Post # 5
Oh, the “closer to your heart” explanation sounds really lovely.. Unfortunately we opted for an e-ring that, while beautiful and delightful to me, doesn’t really allow for the wedding band to go underneath.
Because of the way my rings fit together, if I went in bare-fingered, I’d have to remove my wedding band very soon after the ceremony to put my e-ring back on, and ideally I’d like to keep my wedding band on for as long as possible. It’s not a huge deal, but just nicer to think that once it goes on, it’s not going to come off for a very long time. 🙂
I like CorgiTales’ thinking though–that he’s just ‘sealing the deal’! lol!
Post # 6
@cliffette: If your wedding ring is meant to go over the engagement ring, then you don’t have a problem.
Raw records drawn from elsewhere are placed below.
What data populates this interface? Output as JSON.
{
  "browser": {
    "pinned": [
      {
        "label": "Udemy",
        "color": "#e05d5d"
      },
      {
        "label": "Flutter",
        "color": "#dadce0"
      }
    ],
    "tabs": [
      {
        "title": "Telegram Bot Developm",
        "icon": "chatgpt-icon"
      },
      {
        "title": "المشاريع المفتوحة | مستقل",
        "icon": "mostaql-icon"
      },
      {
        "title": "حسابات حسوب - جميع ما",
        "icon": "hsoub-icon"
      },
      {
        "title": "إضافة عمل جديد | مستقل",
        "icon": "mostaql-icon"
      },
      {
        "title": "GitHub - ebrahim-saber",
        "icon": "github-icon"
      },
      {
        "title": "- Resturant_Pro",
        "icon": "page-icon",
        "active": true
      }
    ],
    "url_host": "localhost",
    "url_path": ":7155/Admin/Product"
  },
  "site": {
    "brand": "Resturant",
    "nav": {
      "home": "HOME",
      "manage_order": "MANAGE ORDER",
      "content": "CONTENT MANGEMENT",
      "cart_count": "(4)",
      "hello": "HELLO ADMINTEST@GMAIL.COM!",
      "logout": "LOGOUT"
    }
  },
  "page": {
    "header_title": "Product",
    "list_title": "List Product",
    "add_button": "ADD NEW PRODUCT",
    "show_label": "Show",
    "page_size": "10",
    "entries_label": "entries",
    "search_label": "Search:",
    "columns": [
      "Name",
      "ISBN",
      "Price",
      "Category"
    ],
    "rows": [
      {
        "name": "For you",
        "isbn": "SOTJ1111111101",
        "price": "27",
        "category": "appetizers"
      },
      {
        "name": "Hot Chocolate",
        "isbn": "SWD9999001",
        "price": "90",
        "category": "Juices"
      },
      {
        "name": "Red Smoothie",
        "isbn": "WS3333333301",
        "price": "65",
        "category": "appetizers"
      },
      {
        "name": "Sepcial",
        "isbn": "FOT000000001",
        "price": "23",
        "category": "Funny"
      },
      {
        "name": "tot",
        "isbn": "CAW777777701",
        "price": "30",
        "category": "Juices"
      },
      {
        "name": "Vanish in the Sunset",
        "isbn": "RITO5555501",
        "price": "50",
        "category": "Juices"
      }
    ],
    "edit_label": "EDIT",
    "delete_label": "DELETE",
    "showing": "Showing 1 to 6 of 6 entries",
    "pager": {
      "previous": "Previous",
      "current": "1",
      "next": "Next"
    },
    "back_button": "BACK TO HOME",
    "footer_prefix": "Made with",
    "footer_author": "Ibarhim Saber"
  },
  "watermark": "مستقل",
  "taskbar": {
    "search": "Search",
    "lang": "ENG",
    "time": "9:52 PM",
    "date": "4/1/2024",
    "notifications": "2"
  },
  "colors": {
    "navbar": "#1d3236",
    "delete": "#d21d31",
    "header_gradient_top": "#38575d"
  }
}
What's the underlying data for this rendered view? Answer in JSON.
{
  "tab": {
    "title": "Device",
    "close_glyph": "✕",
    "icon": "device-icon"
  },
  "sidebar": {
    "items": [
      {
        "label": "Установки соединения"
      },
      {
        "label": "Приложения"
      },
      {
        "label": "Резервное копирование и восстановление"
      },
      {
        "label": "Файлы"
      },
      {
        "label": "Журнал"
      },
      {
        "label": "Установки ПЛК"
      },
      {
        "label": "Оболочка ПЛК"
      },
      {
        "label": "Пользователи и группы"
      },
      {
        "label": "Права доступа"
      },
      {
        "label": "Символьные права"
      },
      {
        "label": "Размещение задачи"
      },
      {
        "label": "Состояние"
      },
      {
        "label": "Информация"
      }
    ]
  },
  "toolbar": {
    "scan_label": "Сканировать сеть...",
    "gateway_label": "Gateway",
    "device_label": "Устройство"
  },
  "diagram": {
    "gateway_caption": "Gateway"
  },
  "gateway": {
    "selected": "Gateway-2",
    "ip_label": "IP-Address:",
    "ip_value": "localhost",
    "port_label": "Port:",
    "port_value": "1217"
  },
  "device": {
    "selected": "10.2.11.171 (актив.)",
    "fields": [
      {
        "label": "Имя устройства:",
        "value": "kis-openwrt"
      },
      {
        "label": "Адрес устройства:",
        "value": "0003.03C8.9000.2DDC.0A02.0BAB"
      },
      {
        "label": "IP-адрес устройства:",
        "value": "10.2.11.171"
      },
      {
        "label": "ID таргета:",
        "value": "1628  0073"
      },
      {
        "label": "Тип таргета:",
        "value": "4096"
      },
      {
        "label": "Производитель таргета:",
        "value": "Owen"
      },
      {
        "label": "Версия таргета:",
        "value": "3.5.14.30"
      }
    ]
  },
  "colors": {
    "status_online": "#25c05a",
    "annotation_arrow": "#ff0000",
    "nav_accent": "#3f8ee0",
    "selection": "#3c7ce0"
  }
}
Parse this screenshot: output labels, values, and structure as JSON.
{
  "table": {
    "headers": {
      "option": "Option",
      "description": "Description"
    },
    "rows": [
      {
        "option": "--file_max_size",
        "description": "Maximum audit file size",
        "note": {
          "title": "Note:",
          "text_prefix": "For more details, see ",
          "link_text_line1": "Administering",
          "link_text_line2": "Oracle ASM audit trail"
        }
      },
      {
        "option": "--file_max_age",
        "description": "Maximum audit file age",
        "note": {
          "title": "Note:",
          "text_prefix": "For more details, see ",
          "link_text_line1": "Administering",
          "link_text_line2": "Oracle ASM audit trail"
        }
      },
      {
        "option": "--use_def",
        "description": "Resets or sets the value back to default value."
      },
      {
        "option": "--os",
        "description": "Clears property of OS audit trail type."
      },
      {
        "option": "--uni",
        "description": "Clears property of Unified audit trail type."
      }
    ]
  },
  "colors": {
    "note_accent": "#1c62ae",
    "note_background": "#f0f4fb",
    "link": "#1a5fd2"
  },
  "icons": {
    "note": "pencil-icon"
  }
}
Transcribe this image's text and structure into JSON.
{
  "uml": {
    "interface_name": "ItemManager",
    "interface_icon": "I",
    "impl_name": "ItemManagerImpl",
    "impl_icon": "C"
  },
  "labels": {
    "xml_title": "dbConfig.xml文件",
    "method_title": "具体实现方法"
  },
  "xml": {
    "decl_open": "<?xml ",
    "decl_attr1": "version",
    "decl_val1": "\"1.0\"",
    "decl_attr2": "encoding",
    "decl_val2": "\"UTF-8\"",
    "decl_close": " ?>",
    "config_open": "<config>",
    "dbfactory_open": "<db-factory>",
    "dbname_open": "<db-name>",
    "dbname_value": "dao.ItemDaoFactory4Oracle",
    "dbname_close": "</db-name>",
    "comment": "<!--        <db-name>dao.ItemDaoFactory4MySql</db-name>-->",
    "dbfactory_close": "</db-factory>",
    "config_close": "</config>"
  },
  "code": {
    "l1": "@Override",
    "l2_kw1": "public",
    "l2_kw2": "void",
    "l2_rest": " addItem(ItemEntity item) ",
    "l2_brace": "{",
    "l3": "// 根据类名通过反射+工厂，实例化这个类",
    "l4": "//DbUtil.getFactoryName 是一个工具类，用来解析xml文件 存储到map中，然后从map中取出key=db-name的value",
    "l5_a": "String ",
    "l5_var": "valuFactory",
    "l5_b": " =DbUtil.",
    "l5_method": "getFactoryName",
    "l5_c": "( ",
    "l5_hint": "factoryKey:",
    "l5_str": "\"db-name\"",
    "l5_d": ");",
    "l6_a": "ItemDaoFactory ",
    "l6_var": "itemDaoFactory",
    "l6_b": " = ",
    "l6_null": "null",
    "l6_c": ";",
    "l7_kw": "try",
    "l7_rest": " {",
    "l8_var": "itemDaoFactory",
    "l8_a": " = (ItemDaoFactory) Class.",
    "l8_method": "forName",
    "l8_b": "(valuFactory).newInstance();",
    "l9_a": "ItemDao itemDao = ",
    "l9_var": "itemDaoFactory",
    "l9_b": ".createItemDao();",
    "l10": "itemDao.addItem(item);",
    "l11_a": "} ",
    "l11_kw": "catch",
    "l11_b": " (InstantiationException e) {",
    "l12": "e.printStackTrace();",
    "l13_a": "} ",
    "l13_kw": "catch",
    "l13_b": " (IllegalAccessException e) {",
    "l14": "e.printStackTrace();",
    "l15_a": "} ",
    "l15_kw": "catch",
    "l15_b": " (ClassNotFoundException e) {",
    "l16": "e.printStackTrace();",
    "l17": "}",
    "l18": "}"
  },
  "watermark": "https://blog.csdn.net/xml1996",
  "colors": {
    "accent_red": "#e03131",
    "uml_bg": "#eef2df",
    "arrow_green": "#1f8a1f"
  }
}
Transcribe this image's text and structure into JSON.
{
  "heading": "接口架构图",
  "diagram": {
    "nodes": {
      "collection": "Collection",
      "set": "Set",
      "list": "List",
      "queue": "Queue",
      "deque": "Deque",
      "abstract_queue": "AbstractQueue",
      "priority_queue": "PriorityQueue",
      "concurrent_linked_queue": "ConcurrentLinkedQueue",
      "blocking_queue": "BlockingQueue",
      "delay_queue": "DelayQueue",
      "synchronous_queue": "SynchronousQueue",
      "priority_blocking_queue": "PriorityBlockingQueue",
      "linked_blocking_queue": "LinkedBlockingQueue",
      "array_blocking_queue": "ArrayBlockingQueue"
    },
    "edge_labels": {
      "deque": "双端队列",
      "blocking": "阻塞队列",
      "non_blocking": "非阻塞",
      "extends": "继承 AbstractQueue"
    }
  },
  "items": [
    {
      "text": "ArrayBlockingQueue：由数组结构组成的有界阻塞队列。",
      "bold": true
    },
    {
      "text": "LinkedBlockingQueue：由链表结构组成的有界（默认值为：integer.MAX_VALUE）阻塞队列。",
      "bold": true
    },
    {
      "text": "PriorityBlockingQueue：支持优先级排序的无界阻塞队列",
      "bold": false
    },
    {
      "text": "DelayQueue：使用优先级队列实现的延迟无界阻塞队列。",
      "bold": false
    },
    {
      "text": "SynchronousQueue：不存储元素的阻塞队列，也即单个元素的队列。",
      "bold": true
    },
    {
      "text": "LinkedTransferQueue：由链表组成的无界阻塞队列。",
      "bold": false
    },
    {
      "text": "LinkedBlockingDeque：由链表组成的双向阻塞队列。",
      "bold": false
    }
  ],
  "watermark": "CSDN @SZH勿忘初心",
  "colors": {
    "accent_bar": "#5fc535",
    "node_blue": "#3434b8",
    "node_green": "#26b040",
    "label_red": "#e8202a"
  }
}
You can wear it into the ceremony, and just have him put the wedding ring over it.
Post # 7
I’ve been wearing my e-ring on my right hand and my wedding ring will go on my left.
Since living over in the Netherlands, I’ve looked up the engagement ring/wedding ring traditions. Protestants wear the e-ring on the left hand and the wedding ring on the right. Catholics do the exact opposite. Also, something that I didn’t know until a few months ago and FI got berated for not telling me…he should have gotten an e-ring as well!! LOL
Other countries do one way or the other and it usually depends on the bride’s religion. Wearing both rings on one finger is a very American thing (slowly being taken up over here, but simple wedding bands are holding out).
Post # 8
@ldyparadox99: haha it’s the same in Germany with the seperate hands but it is engagement on left, married on right. FI also had an engagement band, actually even before we were engaged they were partner rings or something – v. common here but he lost his on vacation this year so now he has to wit until next month for a wedding band. It’s been really good practice for him though since he never wore any sort of acessories before. Hopefully, he won’t lose the platinum wedding band which is much harder to replace than his sterling silver ring.
Post # 9
It’s amazing hearing all these different traditions. In Australia, I think we are adopting the American style of wearing both on the ring finger at once, and generally e-rings and wedding bands will go on the left hand, whether you wear one or both at the same time.
I was a fan of wearing just a beautiful plain band on my ring finger, and moving the e-ring to the right hand, but managed to choose an e-ring style that will only look good on my left hand AND must be worn beneath the wedding band *facepalm*. Ahh, the joy of choosing impulsively! I still love my e-ring to bits though.
@slicey, I hope he doesn’t lose his wedding band either!
@2dBride, I’m going to do exactly that, now that I know there are so many different ways to wear the rings going into, and going out of the ceremony!
Post # 10
I actually think it’s the other way around.
The wedding ring goes on first “closer to your heart” and your engagement ring goes on the outside. That is why the engagement ring is taken off (aside from any other personal reasons) of your finger and switched to your right hand or another finger so you can slide it back on the correct finger after the wedding ring is placed on your finger first.
Might be worth researching but that’s what I was always told – and I was told by my jeweler.
Post # 11
OK sorry I just did some research on wikipedia because I was curious now… and here is a paragraph from what I found:
One interpretation states that the woman wears the wedding ring below the engagement ring, thus making it closer to the heart. Another practice holds that the woman should wear the wedding ring above the engagement ring, thus sealing the atmosphere of the engagement into the marriage. Still others prefer that the wedding ring should be worn alone. Further, modern ring sets in the United States are often marketed as a three-piece set, including the man’s wedding band, the woman’s engagement ring, and a slender band that is mounted to the engagement ring before the wedding, converting it into a single, permanent wedding ring.